▶ _Directions for this task_
Report how many lines in the data below hold the string "kind". Nothing else should appear in the answer.

▶ _Records shown_

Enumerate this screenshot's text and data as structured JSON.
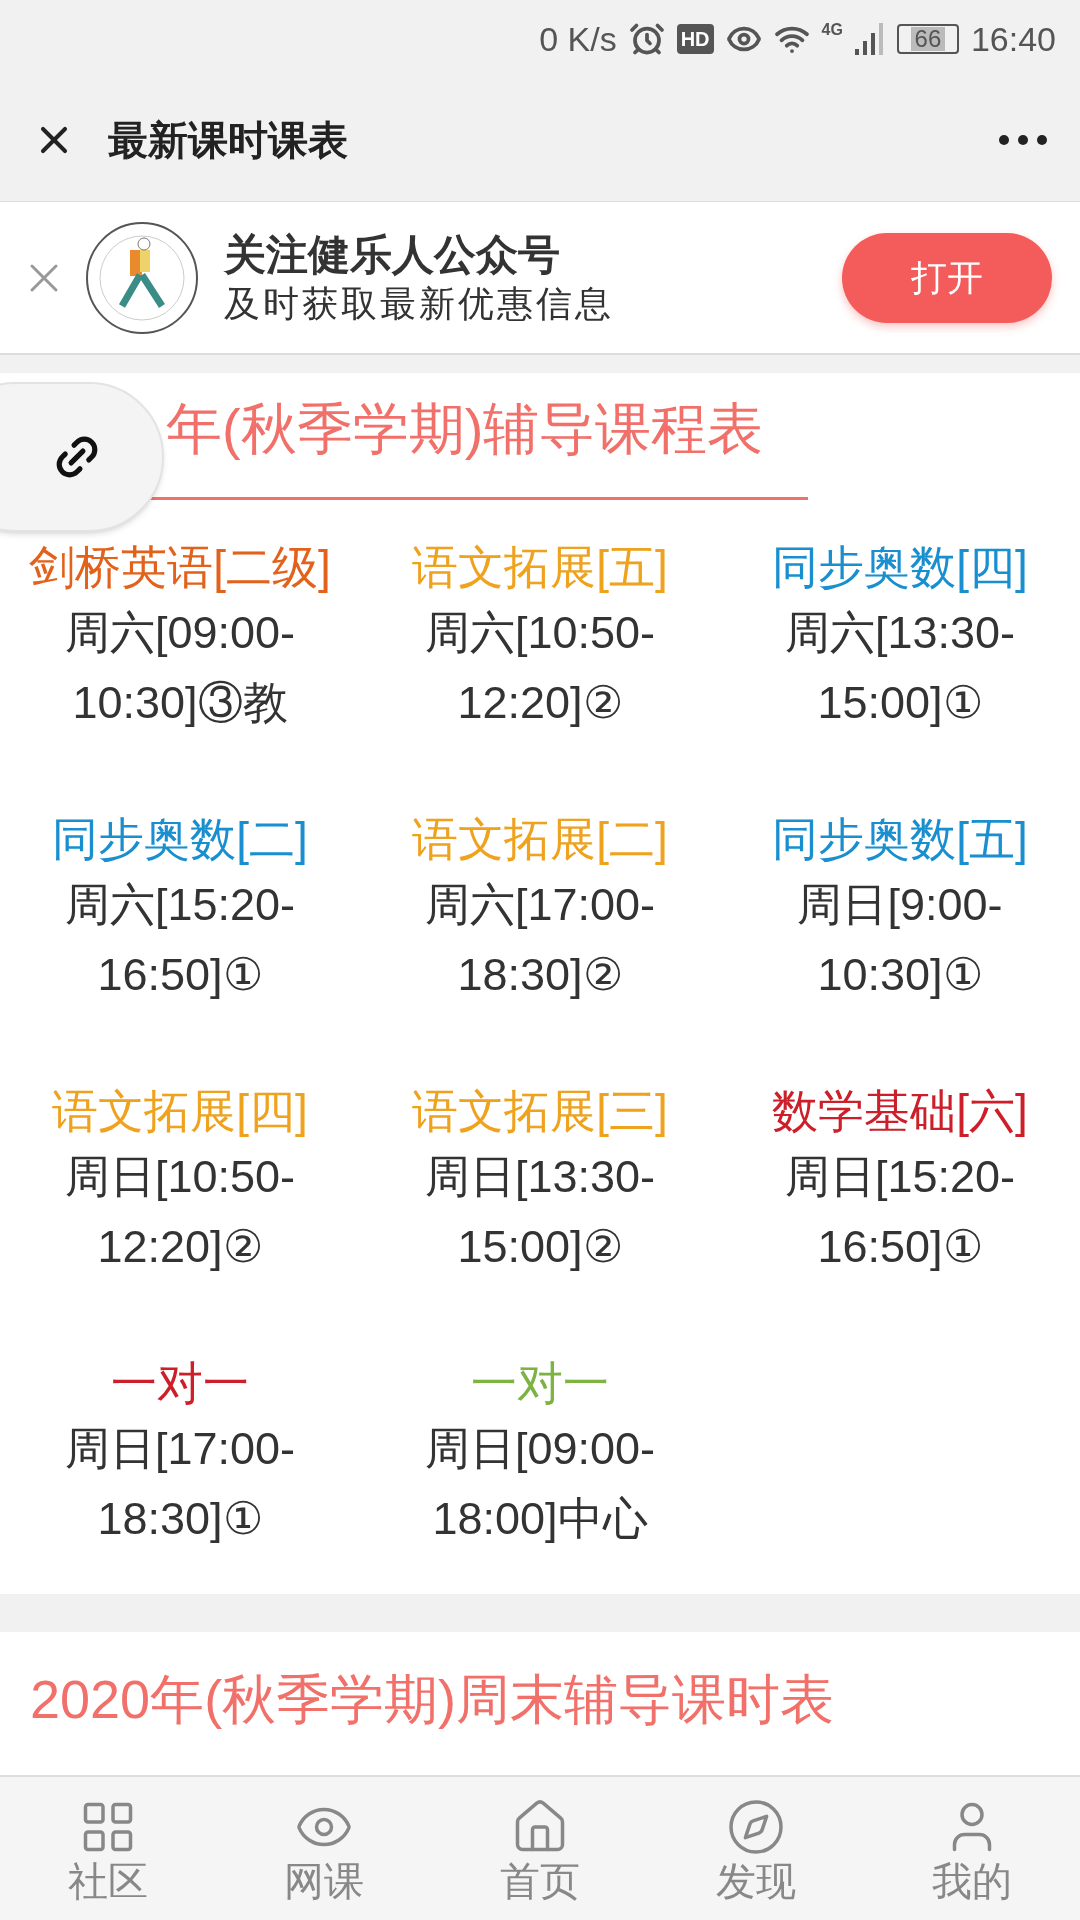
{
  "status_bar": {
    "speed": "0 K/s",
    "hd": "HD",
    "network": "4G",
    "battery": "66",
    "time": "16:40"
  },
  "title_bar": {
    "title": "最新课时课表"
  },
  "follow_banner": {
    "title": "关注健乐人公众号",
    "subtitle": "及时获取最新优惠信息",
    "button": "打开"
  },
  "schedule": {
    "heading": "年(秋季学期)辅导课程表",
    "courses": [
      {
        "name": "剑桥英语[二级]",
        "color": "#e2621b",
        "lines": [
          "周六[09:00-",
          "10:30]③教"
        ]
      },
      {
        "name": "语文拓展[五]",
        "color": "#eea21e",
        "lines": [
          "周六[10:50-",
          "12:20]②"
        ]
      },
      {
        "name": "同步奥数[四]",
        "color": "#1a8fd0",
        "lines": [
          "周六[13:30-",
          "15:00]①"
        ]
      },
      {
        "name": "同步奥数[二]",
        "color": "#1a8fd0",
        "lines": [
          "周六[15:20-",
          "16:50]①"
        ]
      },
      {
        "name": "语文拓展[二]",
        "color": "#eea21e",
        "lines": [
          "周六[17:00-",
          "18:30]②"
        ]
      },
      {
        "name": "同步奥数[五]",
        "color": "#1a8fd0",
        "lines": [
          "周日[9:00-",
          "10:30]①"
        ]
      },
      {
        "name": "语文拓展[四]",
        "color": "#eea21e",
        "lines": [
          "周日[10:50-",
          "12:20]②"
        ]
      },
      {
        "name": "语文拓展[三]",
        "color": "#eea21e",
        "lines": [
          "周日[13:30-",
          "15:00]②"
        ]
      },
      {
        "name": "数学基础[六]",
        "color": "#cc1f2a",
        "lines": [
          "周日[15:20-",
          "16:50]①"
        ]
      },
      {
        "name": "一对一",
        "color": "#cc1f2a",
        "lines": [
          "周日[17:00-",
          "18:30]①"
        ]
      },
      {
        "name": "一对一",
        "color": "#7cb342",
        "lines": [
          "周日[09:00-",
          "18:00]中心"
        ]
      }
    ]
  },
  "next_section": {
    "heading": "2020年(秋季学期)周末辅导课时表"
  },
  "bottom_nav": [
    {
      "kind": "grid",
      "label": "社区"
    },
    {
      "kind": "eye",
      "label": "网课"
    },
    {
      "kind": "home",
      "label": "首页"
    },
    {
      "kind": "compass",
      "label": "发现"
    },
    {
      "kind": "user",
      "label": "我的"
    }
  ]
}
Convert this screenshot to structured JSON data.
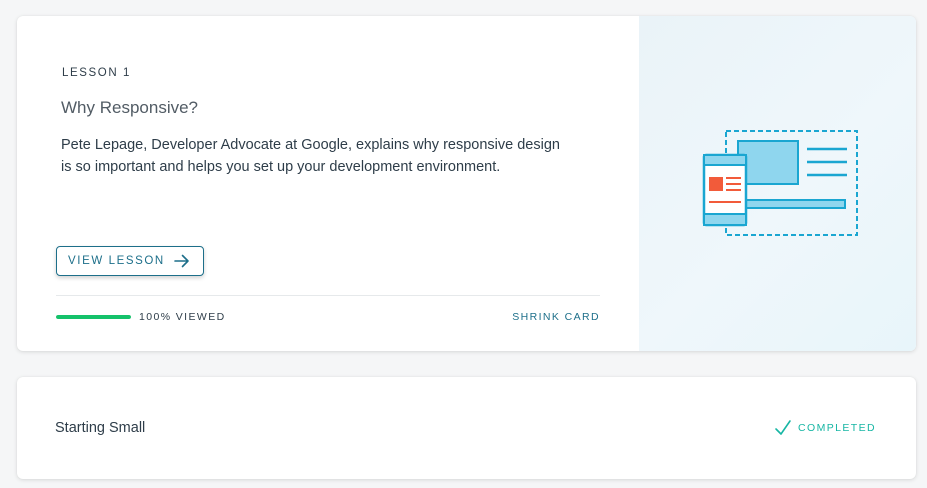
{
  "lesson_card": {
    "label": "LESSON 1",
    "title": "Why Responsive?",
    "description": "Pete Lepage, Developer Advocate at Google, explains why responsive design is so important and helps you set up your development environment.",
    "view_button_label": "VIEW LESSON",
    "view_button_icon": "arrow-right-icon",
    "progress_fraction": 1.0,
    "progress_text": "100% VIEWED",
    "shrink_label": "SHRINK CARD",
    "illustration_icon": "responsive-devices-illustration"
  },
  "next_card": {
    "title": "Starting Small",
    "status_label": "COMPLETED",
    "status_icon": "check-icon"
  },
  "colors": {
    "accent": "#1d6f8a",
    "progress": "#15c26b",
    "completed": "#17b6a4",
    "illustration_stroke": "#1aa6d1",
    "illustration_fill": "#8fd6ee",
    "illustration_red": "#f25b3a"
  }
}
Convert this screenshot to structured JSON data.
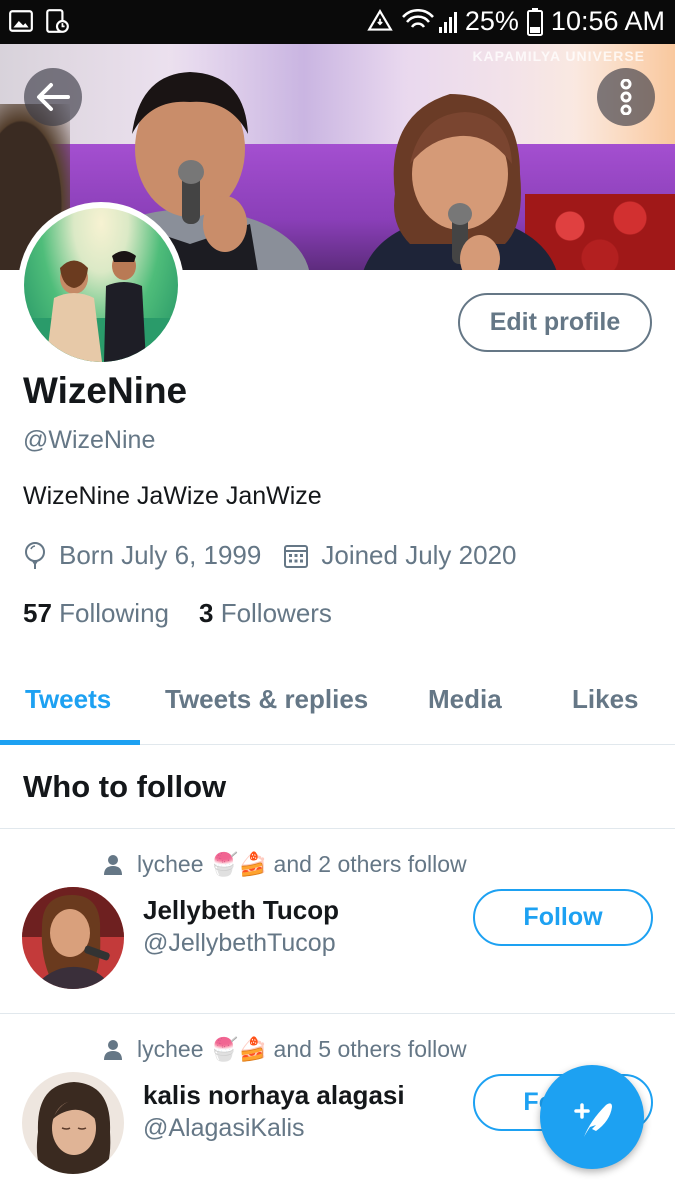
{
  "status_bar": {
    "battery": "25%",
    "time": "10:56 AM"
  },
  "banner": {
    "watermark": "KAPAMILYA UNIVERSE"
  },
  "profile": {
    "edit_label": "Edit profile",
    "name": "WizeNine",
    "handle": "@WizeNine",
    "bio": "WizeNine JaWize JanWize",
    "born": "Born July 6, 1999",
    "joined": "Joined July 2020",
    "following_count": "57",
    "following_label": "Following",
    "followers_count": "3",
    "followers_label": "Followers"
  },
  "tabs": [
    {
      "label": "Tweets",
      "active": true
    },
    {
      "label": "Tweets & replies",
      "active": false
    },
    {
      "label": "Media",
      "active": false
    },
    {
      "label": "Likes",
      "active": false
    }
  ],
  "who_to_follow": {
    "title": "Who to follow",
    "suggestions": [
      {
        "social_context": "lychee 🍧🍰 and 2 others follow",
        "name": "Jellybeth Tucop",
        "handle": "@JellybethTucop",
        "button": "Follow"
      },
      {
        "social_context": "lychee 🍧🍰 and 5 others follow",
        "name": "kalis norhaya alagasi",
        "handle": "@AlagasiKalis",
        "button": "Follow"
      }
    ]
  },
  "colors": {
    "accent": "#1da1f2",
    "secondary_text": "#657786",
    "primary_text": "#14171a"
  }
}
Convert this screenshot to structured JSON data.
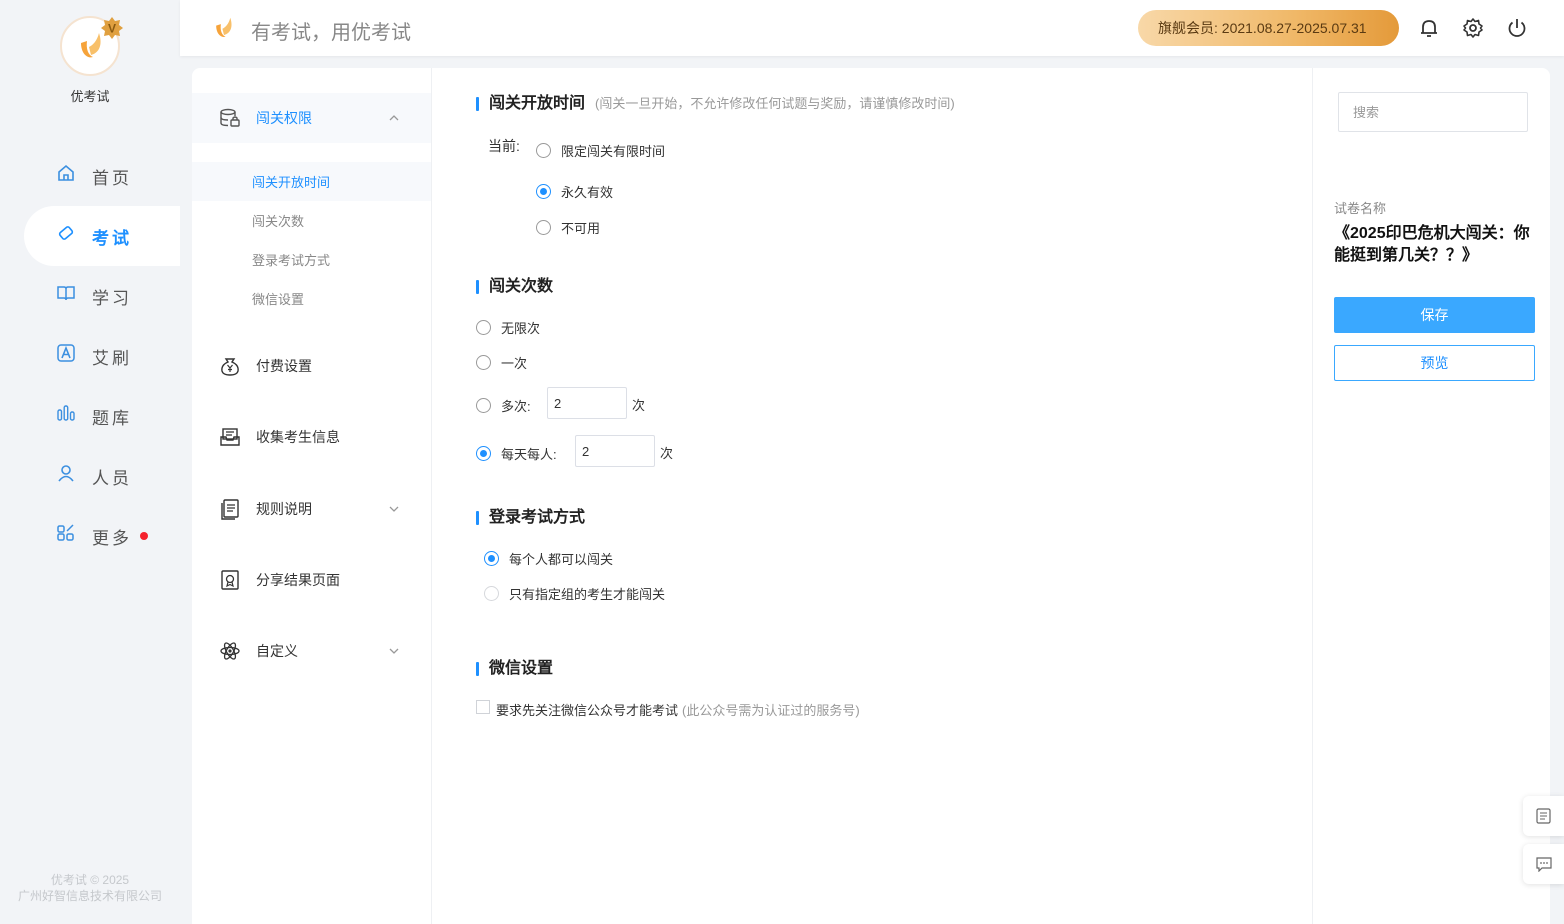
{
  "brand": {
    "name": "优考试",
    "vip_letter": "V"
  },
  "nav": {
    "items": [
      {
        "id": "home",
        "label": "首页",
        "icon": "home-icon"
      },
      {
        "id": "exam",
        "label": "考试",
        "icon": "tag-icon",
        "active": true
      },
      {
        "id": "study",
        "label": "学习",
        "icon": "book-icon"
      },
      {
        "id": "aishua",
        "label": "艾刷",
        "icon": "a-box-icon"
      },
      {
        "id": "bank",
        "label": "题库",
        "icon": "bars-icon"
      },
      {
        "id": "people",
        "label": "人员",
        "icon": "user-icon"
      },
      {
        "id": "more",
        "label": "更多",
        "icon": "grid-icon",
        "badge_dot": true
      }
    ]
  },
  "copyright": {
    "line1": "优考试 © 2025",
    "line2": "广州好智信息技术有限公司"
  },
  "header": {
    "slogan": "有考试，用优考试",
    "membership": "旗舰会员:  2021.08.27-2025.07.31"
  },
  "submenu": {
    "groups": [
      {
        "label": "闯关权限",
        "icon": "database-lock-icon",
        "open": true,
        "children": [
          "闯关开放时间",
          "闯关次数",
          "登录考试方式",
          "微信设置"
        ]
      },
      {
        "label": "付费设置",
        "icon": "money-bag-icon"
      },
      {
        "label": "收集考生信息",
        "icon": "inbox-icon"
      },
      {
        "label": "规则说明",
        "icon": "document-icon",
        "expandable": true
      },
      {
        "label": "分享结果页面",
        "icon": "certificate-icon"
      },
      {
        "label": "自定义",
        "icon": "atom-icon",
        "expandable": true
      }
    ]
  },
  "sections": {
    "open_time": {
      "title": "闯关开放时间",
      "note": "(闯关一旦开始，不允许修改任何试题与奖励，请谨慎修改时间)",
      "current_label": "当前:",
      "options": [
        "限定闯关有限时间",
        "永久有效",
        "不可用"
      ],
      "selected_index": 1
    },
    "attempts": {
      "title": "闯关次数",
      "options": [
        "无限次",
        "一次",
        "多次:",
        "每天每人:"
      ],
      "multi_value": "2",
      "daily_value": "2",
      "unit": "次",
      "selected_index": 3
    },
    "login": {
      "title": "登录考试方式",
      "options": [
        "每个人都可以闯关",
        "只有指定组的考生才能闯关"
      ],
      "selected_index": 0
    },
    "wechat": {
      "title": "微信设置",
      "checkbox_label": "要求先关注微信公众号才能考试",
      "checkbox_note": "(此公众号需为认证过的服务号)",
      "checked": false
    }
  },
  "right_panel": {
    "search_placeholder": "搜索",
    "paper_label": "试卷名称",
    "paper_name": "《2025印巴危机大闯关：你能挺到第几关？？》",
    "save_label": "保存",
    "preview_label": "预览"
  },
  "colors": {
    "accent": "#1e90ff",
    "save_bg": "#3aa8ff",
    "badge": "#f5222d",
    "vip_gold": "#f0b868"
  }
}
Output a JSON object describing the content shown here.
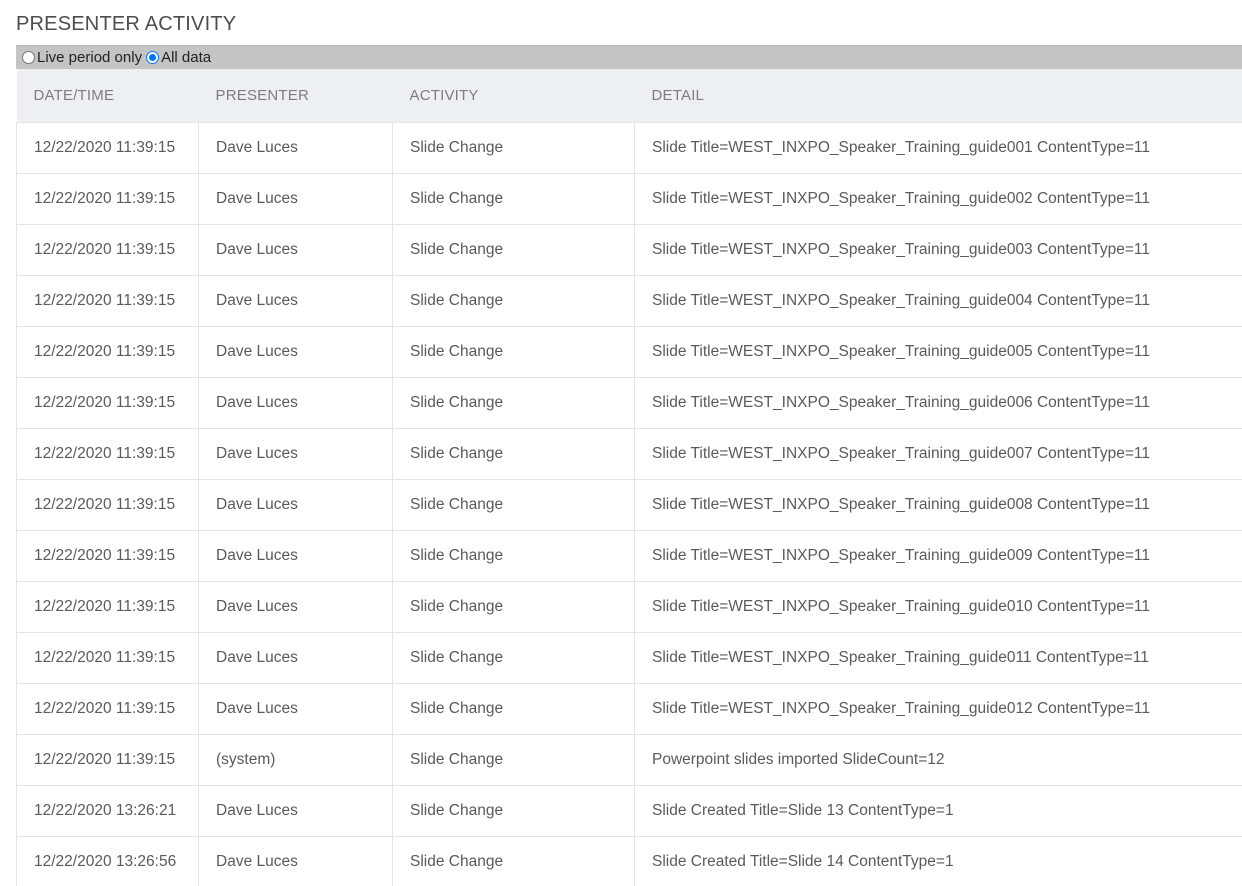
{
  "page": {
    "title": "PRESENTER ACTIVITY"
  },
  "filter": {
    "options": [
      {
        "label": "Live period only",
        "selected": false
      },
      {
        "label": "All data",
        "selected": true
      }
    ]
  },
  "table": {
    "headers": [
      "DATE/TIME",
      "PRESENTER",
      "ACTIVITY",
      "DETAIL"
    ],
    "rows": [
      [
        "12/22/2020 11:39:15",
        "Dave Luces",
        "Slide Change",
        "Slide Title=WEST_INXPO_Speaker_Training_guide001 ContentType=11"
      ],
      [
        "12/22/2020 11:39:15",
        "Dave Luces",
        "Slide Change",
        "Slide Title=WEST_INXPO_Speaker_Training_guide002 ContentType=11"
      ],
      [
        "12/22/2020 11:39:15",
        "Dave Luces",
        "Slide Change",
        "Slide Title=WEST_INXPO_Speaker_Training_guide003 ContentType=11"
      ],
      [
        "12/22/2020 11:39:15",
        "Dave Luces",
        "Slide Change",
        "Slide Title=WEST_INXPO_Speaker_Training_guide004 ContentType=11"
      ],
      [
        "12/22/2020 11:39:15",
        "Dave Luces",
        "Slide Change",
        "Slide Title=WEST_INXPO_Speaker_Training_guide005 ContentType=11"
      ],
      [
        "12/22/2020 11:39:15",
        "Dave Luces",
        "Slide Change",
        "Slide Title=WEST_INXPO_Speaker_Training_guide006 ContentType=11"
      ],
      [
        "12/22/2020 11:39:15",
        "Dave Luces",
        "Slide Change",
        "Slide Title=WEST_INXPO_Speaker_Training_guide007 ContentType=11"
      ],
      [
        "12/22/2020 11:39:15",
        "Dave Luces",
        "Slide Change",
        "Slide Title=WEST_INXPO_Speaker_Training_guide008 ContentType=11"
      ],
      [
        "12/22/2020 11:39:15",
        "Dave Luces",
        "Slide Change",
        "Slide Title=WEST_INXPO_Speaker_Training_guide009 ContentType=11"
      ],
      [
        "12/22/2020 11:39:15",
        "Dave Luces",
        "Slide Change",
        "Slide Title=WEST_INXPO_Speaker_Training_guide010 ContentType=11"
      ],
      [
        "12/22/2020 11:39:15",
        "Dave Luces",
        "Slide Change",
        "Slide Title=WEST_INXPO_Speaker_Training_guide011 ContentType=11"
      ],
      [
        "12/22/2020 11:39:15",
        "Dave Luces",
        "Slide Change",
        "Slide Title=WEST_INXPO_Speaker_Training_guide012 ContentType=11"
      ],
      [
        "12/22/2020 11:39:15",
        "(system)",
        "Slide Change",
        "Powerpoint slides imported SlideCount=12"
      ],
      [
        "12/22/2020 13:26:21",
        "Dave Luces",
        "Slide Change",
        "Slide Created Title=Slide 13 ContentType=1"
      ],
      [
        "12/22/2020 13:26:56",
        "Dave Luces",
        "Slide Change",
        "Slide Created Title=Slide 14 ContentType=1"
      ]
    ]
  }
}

▶ _Solution_
5